Matcha, due to its labor-intensive production process and higher nutritional content, is generally more expensive. Prices can range from $20 to $50 for just 30 grams of ceremonial-grade Matcha.

Sustainability Concerns

Green Tea and the Environment

While green tea farming can be resource-intensive, it's generally easier to produce in a sustainable manner. Many farms are turning to organic and sustainable practices to reduce their environmental impact.

Matcha and Sustainability

The production of Matcha can be less sustainable due to the need for shading the plants, which requires additional resources like shade cloths. However, sustainable Matcha farms are becoming more common as awareness grows.

How to Choose Quality Products

Selecting Quality Green Tea

When choosing green tea, look for options that are organic, non-GMO, and sourced from reputable farms. Check for certifications and read reviews to ensure you're getting a high-quality product.
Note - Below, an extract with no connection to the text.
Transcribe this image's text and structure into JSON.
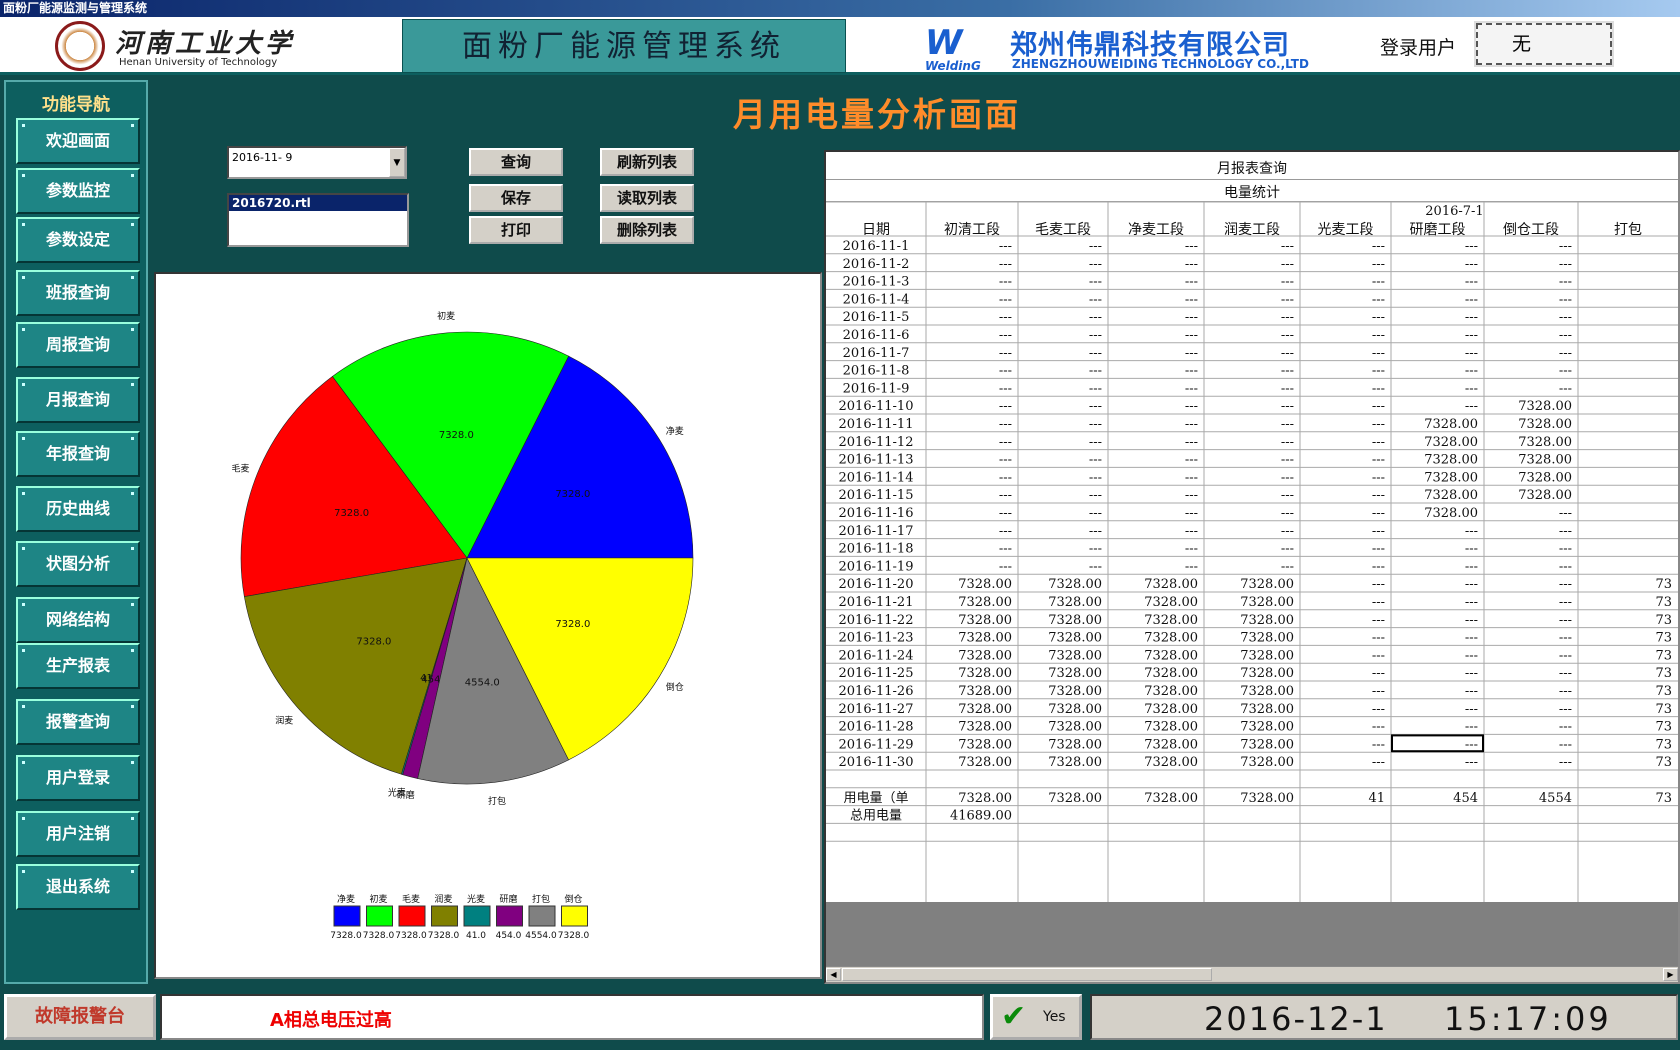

Selecting Quality Matcha

For Matcha, always opt for ceremonial-grade from reputable brands. The color should be a vibrant green, and it should have a fine texture. Lower quality Matcha will have a dull color and gritty texture.


Both Matcha and Green Tea offer unique experiences in terms of flavor, nutritional benefits, and cultural significance. Your choice between the two will ultimately depend on your personal references, lifestyle, and what you're looking to get out of your tea experience.


Yes, Matcha is generally stronger both in terms of flavor and nutritional content. This is because you consume the entire leaf, thereby ingesting more nutrients and antioxidants.

Yes, you can, but be cautious with the quantities. Matcha has a stronger flavor and higher caffeine content, so you may need to adjust the recipe accordingly.

Both teas have been shown to aid in weight loss, but Matcha may have a slight edge due to its higher concentration of EGCG, a powerful antioxidant known for its fat-burning properties.

Both should be stored in a cool, dark place, preferably in an airtight container. This helps maintain their freshness, flavor, and nutritional value.